For each line in the data below that holds "screenshot", return a copy.

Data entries

---

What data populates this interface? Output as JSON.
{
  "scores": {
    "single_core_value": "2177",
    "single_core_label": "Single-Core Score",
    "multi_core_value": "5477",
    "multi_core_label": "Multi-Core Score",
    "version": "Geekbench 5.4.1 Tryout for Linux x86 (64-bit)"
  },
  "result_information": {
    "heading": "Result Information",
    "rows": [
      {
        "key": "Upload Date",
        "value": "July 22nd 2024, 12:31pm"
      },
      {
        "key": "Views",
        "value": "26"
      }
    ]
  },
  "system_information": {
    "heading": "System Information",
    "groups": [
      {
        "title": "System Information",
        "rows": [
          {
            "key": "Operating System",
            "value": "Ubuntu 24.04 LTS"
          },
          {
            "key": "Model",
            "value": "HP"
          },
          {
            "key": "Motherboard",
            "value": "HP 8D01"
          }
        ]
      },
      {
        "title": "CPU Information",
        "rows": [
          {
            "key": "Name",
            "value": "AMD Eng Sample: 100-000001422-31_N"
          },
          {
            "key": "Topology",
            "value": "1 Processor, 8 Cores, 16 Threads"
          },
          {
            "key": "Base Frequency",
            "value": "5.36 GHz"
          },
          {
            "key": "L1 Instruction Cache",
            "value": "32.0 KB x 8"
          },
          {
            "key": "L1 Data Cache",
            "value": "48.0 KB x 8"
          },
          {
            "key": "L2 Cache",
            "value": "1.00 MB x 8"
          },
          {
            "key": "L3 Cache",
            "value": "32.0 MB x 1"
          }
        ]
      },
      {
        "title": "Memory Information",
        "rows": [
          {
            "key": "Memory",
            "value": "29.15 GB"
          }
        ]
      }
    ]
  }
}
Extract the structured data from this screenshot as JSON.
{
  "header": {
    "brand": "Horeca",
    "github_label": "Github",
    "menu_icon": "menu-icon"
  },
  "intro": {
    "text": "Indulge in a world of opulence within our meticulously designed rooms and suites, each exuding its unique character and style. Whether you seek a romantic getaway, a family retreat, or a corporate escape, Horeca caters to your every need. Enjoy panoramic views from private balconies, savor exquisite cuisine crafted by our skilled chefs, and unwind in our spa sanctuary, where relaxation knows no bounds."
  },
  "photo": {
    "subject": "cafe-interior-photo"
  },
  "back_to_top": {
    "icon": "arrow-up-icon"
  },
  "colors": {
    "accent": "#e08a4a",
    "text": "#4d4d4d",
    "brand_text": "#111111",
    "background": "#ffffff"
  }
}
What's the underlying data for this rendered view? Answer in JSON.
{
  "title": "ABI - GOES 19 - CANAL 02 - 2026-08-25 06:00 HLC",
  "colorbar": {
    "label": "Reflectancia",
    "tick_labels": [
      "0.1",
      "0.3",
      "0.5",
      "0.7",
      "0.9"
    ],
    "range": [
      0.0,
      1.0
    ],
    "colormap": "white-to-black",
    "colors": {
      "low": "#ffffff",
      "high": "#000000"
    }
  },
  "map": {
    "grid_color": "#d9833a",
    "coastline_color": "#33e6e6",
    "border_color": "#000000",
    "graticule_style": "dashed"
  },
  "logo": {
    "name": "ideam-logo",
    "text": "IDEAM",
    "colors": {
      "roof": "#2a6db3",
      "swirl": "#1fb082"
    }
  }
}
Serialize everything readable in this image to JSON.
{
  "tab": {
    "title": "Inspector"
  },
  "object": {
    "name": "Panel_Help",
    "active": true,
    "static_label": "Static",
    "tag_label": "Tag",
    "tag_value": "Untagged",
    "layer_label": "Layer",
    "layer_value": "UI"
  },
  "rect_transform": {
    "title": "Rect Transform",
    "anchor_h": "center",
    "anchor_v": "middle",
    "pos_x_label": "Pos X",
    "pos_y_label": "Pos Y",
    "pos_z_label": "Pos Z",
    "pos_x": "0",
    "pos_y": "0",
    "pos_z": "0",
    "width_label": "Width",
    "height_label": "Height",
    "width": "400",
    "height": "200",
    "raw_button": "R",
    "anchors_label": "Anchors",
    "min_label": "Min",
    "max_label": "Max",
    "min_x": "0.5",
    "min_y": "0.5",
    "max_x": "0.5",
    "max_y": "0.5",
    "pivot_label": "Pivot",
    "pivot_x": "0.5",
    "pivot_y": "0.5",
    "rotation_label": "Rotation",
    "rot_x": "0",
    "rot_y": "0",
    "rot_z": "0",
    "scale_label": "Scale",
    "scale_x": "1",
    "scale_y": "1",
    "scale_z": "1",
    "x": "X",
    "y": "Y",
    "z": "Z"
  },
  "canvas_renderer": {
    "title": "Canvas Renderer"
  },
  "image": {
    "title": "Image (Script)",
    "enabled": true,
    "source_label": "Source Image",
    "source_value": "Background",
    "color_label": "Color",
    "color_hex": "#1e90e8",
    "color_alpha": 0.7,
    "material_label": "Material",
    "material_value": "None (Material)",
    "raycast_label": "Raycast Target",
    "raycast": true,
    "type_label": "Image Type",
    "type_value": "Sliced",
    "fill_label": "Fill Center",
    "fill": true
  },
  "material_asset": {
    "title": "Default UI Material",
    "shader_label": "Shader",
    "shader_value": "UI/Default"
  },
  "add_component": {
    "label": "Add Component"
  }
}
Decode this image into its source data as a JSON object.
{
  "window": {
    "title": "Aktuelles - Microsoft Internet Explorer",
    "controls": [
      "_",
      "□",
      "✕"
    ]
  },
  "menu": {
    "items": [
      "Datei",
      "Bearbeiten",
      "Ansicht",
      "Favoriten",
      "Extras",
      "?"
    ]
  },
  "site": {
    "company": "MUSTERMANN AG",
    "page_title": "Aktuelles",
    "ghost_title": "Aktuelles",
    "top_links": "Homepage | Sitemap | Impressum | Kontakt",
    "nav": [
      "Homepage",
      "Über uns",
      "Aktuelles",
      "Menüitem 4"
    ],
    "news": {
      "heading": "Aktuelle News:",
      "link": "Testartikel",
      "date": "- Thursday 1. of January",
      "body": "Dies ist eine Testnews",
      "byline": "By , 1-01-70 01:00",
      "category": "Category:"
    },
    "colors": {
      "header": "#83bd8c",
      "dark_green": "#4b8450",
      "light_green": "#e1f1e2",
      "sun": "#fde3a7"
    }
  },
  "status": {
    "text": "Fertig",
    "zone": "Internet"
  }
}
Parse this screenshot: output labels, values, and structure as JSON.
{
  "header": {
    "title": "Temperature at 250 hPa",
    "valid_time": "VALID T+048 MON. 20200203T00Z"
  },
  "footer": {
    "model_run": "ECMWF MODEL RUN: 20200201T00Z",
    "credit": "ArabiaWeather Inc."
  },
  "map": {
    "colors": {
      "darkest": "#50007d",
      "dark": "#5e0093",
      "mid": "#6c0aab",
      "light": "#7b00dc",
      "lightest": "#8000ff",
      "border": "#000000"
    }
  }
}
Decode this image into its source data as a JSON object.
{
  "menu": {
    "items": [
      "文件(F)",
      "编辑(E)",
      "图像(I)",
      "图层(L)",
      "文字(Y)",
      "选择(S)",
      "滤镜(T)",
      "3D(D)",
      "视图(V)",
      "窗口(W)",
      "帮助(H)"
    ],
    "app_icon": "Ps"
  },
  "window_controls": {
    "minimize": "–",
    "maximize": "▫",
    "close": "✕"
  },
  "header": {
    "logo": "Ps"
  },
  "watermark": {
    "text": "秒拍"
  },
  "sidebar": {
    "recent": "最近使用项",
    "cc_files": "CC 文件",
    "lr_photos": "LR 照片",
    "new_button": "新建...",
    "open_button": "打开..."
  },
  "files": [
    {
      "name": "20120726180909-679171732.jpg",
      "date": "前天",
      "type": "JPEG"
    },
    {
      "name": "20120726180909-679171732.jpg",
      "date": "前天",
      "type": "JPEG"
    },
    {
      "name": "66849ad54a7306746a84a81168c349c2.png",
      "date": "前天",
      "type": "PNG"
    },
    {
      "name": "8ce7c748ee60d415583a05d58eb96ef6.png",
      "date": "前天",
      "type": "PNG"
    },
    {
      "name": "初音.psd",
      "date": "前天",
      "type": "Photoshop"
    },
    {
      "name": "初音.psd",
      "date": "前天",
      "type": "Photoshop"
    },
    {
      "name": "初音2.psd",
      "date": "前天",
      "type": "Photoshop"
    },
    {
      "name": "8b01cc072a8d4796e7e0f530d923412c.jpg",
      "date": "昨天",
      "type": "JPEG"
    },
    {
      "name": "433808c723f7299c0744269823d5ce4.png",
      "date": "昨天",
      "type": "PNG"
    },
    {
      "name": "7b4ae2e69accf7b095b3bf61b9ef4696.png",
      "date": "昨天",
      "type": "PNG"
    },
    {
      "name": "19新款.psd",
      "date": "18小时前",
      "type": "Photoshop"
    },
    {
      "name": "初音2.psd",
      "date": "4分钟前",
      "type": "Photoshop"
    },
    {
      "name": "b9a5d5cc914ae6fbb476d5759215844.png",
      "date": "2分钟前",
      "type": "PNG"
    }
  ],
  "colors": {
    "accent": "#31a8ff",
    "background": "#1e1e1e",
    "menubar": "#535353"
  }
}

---

ANSWER SECTION:
Extract the structured data from this screenshot as JSON.
Parse this screenshot: output labels, values, and structure as JSON.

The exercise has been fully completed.